First published on 8 Aug 2010. Updated on 27 Aug 2010.
Chaong’s Simple Arts Planet, aka Saplanet, began as a pastime and grew to become a full-time profession. Chaong’s star products are intricately designed amigurumi dolls – the Japanese art of crocheting small animals or toys – and cutesy baby booties. While Chaong doesn’t have children herself, her items appeal to the child in all of us: ‘This is my opportunity to return to the younger state of mind and create an imaginary playground. I am a dreamer and I enjoy the fantasy where my little dolls live in a perfect planet…It is my wish that these creations will bring joy to someone’s life.’ See photo 3
Swee Leng van den Heuvel
Swiedebie operates out of this 33-year-old mother’s Netherlands home. Van den Heuvel specialises in ‘one-of-a-kind cuddly, wearable and functional handmade plushies’. The full-time crafter’s business spawned out of her hobby, sewing small felt cupcakes and sock monsters. After working for over two years off her Etsy platform, she credits the imaginary creatures from her own childhood – as well as her daughter – for providing inspiration. ‘[My daughter’s] spontaneous energy and cheerfulness has brought about so [many] ideas and [bundles of] fun with the designs.’ See photo 2
Kelly Anne Tay
When she’s not volunteering as an English tutor with Singapore Prison Service or performing saucy salsa moves, the 23-year-old English literature undergrad finds time to craft her next mini masterpiece for sale on Paper Exploits. Seeking to provide an alternative to the mass-produced cards you find in the stores, Tay’s impressive array of handmade paper goodies – think doodles of friendly monsters and hand-sketched bicycles on stickers – appeal to kids, as well as everyone with a soft spot for cutesy designs. Being a generous sort, she is not the only one benefiting. This is a business with a cause: ‘Ten per cent of all [my] proceeds go to fund [my] volunteering efforts with the Prison Service.’ See photos 1 and 4

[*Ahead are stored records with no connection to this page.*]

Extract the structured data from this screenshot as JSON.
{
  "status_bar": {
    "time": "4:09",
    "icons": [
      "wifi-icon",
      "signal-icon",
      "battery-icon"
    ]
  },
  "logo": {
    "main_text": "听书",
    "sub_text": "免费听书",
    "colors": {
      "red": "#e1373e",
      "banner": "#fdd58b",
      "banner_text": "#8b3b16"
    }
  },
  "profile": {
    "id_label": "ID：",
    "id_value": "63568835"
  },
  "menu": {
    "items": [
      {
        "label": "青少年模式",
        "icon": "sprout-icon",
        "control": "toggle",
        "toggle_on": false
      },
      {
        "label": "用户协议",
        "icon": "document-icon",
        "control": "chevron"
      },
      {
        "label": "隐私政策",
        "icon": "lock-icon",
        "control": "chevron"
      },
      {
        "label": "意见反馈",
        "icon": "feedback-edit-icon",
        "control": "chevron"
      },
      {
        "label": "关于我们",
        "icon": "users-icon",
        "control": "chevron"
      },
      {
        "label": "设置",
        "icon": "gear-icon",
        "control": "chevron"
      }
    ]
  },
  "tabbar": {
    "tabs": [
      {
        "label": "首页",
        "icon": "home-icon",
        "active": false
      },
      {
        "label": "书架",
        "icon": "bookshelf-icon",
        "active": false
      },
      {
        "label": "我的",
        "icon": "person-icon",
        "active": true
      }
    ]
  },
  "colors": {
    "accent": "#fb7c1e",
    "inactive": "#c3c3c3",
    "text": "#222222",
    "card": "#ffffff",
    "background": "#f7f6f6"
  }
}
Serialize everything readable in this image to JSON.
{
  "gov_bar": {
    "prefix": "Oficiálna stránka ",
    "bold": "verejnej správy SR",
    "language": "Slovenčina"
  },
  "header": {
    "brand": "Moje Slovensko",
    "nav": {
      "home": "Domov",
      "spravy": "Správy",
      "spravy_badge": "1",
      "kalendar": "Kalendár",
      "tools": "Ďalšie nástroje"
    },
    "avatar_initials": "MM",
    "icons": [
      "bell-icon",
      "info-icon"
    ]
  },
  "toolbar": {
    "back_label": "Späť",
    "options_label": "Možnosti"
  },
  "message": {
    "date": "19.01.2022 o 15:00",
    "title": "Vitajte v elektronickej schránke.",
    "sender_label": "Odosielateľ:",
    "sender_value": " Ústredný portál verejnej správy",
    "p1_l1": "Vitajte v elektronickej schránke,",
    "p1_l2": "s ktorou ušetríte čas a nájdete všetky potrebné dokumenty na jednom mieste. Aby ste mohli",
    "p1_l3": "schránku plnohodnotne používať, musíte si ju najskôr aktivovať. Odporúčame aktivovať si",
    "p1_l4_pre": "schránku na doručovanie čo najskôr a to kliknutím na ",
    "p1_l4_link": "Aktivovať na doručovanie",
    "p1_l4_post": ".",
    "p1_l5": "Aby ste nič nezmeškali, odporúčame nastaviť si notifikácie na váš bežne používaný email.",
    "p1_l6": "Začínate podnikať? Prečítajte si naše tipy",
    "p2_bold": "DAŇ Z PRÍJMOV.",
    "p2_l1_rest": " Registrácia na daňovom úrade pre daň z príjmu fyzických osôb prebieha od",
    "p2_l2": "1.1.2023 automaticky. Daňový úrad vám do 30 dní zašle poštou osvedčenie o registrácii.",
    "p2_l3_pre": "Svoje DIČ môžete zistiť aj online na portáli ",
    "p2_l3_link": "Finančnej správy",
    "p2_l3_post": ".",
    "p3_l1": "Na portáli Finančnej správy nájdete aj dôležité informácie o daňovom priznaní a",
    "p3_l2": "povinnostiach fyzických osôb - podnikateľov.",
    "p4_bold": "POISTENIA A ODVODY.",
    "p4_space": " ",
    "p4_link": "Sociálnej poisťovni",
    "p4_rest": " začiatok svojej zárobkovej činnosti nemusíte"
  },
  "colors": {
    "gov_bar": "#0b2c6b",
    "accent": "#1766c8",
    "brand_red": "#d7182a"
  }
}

This story first appeared as ‘Crafty sew and sews’ (Aug 2010).